■ How to complete this task
From the entries that follow, copy each line in which "Actions" appears.

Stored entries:
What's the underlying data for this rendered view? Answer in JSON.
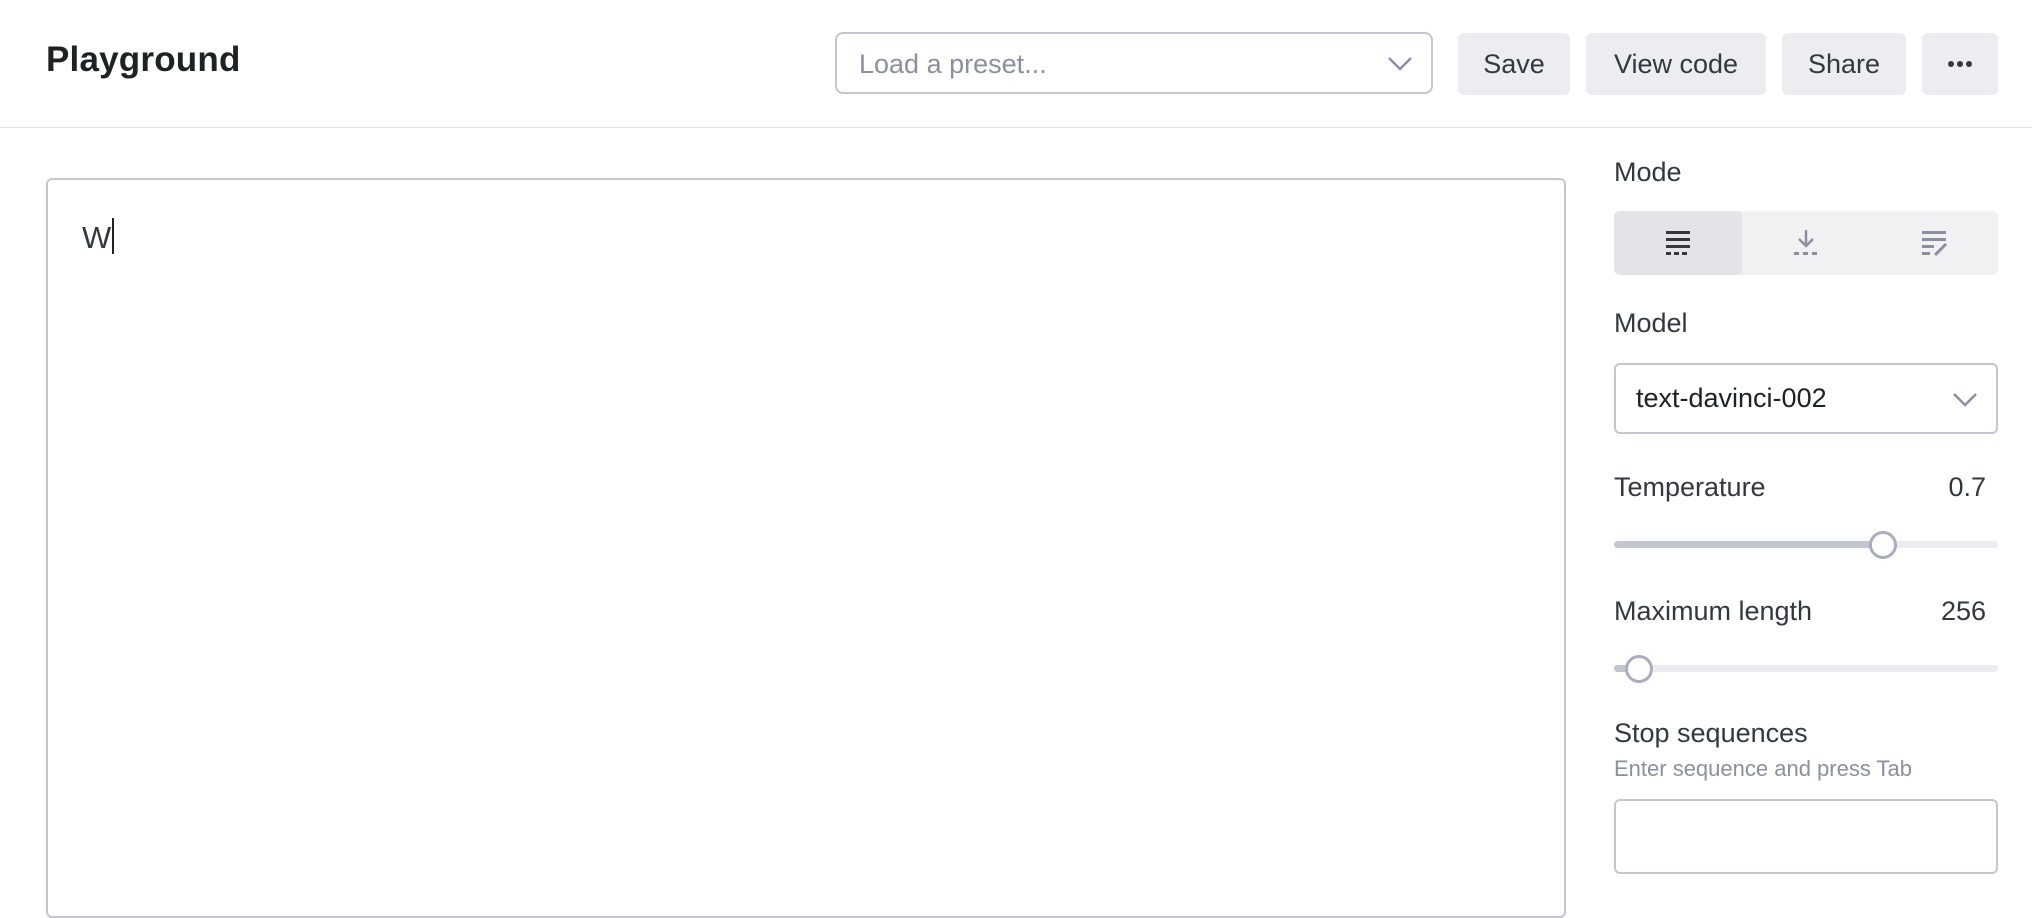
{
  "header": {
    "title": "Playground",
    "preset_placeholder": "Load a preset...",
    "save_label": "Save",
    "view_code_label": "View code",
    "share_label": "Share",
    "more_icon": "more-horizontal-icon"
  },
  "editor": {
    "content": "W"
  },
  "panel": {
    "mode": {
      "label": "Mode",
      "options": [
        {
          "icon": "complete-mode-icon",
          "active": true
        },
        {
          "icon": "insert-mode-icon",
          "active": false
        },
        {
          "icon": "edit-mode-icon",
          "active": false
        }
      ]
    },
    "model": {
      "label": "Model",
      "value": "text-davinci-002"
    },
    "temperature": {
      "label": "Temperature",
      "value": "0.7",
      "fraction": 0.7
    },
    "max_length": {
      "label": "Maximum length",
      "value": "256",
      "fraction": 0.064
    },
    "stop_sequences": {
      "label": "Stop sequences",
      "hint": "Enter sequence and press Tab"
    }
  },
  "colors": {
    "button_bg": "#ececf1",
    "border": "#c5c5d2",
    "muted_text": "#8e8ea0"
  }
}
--
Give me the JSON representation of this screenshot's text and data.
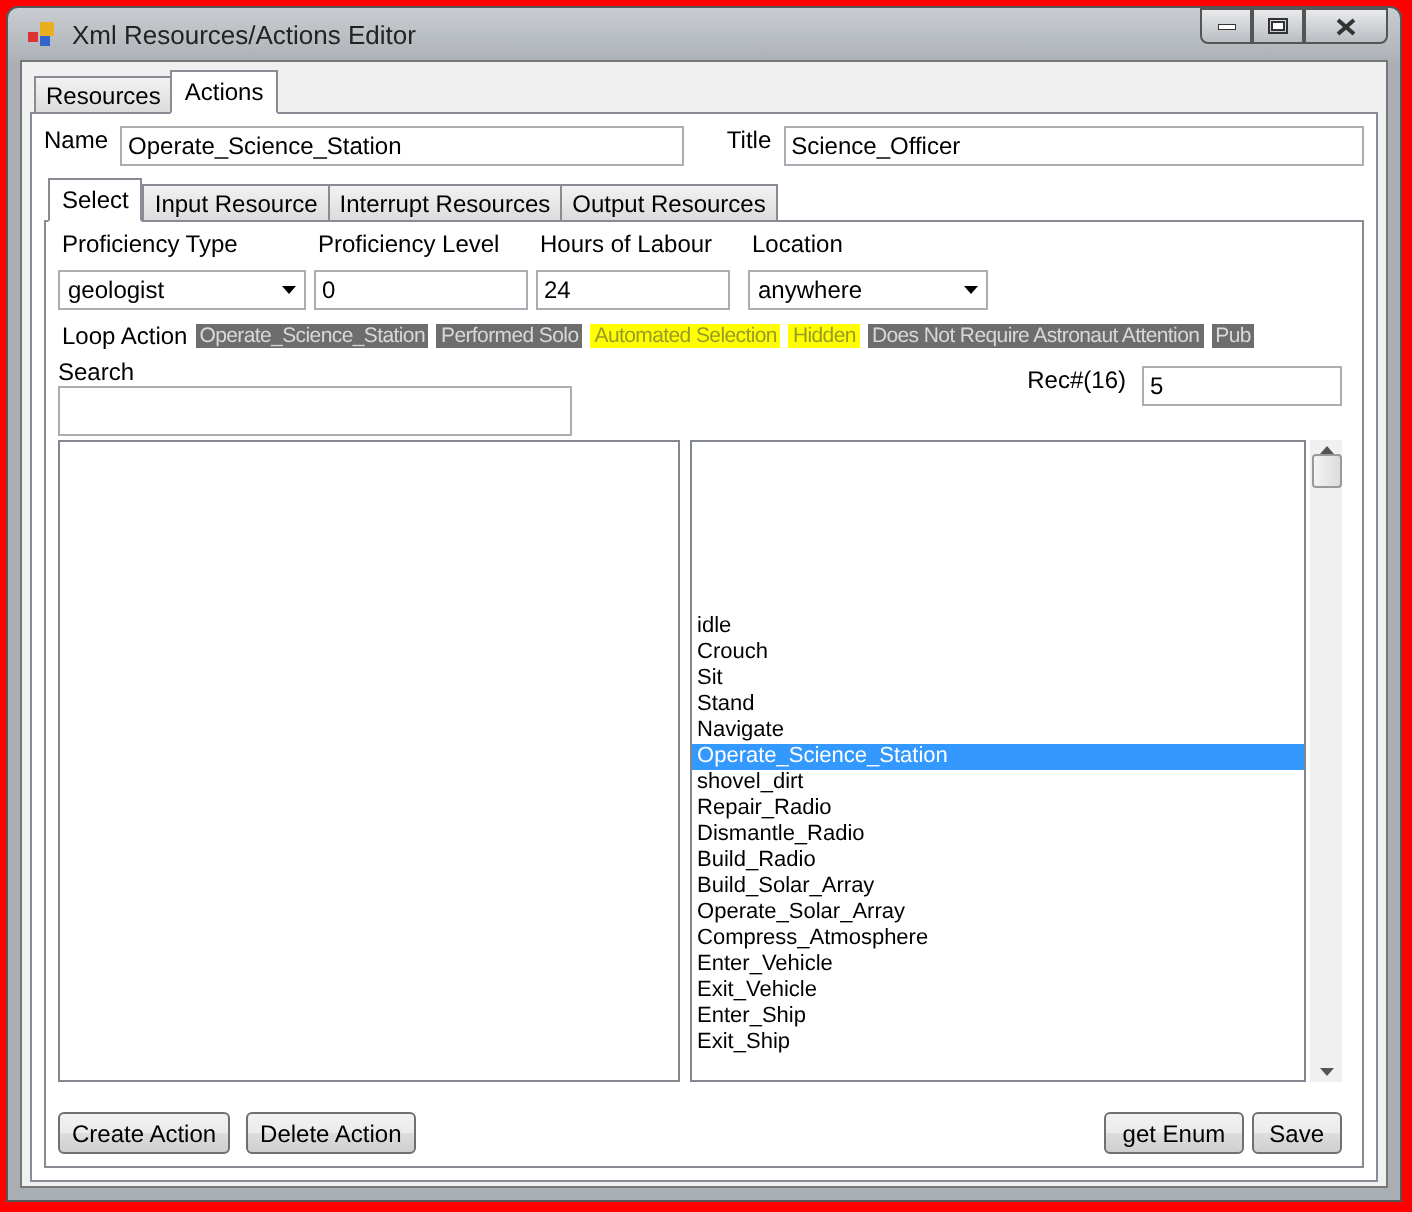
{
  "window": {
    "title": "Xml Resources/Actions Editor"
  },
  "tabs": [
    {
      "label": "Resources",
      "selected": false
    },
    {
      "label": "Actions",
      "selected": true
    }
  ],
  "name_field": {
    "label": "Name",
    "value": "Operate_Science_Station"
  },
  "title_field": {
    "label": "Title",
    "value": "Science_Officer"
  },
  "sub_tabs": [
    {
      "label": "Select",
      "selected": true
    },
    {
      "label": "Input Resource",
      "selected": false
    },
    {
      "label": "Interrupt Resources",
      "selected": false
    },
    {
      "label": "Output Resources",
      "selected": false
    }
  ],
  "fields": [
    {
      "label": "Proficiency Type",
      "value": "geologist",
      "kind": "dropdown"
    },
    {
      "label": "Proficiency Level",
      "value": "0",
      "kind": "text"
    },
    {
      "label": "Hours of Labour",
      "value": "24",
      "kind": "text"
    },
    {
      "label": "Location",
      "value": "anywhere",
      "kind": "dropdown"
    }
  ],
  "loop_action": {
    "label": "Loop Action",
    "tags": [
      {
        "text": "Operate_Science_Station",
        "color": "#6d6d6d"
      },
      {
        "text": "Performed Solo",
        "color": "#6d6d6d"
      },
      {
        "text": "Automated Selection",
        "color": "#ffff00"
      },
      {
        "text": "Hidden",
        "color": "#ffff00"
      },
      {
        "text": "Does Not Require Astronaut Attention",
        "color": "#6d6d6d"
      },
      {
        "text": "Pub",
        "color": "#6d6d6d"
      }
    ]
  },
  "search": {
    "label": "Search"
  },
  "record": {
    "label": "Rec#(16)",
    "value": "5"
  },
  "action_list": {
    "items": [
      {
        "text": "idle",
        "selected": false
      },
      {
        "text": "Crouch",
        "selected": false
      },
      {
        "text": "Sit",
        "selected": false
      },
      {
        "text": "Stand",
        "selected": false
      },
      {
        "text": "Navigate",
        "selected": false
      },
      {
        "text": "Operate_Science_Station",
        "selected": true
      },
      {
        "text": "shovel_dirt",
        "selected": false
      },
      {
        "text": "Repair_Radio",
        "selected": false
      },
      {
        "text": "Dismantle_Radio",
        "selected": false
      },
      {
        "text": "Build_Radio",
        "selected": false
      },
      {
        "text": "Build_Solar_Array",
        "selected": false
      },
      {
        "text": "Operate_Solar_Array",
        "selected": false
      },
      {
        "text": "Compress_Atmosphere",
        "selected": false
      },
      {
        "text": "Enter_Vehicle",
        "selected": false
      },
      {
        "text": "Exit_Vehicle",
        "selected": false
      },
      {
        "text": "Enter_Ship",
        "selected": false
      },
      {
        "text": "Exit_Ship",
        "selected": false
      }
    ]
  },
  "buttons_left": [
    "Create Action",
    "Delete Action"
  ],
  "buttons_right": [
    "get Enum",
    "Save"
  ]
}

■ Answer for the task
    "title": "Xml Resources/Actions Editor"
      "label": "Actions",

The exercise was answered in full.